In SQL Server, each string type, such as varchar, nvarchar, text, ntext associate with a collation no matter whether you specified or not during creation time.   If your app just works fine and you never deal with collation explicitly or you even don't know collation, Congratulation! You are really lucky as most of our customers do.  However, as soon as you hit collation issues in your app, you will find the collation in SQL Server is really messy.   I helped several customers to solving their collation issues, and I like to share some knowledge to your guys in a serie of blogs. In this article, I will try to cover the basic concept of collations.  Before I start this, I recommend your guys read a great article: International Features in Microsoft SQL Server 2000 by Michael Kaplan. 

In this post, I will use varchar type to represent SQL Server's non-Unicode character data types, which are char, varchar, varchar(max) and text, and use nvarchar type to represent SQL Server's Unicode character data types, which are nchar, nvarchar, nvarchar(max) and ntext type. So Let us start on what is collation? In SQL Server, a collation is an attribute/property associate with a string type.  It specifies  
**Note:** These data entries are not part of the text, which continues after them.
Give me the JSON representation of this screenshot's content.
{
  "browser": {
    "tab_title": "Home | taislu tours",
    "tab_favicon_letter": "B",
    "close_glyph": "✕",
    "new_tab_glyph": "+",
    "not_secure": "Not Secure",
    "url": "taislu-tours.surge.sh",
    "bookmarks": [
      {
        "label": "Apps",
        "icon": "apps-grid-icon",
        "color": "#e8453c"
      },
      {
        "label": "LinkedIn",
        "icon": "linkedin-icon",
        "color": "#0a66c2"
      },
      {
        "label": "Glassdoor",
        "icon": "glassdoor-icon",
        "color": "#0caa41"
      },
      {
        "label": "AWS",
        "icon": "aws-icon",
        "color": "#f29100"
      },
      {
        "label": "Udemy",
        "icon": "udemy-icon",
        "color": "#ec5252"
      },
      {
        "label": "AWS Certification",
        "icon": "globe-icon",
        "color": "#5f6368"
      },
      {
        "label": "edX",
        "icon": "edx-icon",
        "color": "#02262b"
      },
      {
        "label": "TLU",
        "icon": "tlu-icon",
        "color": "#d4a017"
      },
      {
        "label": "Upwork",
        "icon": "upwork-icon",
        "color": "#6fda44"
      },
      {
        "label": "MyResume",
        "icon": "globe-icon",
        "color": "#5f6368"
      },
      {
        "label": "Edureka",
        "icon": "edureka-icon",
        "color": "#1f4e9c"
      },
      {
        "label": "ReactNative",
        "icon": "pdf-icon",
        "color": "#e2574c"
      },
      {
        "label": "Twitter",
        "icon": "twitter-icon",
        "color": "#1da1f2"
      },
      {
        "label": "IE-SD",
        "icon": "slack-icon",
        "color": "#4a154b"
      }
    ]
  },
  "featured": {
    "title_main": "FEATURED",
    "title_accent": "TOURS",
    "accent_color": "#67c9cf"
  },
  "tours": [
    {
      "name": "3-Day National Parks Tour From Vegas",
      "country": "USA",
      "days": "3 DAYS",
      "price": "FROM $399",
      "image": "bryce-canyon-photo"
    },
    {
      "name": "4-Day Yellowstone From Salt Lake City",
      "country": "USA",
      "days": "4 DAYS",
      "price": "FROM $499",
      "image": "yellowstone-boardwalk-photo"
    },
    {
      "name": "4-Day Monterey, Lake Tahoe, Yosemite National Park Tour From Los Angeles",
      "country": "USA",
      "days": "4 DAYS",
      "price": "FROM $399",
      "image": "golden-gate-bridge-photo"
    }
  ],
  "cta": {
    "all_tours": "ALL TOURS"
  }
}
  • How to encode strings into byte sequence and store into a varchartype? Each collation has a codepage, which was used for this purpose.
  • The language of the strings stored in the character type, such as us-English, Chinese, etc. Each collation has a Language Identifiers to identify the language in a country.
  • How to sort and compare character data.

For example, there is a collation Chinese_prc_stroke_90_ci_as introduced in SQL Server 2005.   It use code page 936 to encode varchar types, and the language is Simplified Chinese (LCID 0x0804, which is mainly used by Mainland China).  The Chinese have two different sorting methods, one is based on the pronunciation, and another is based the stroke order (A stroke is a movement of a writing instrument, and the stroke order refers to the correct order in which the strokes of a Chinese character are written.

Wait a minute, what is the "90", and "ci_as" mean?  The 90 is the collation version.  We introduce new collation in each release of SQL Server, the 90 level collations are introduced in SQL Server 2005 (the internal version is 9.0).  If you see a collation has name of _100_, which means that it was introduced in SQL Server 2008 (internal version is 10.0).   If the version is missing, which means that it was introduced in SQL Server 2000 or prior release.  "ci_as" is called comparison flag.  Sometime, we want slightly different comparison behavior, such as case insensitive, etc, that is the "ci_as" part comes into play.  I am not going to discuss details about the comparison flags, you can find the information from  Windows Collation Sorting Styles 

Let us end today's topic by answering following question: how can I get a list of collations supported by SQL Server and the properties of a collation.  You can find the list of collations from BOL "Collation Settings in Setup" or function fn_helpcollations.  You can get the details about one collation by calling function CollationProperty.  Tomorrow, I will discuss different types of collations, it will be a very interesting topic since your guys will be confused by these types.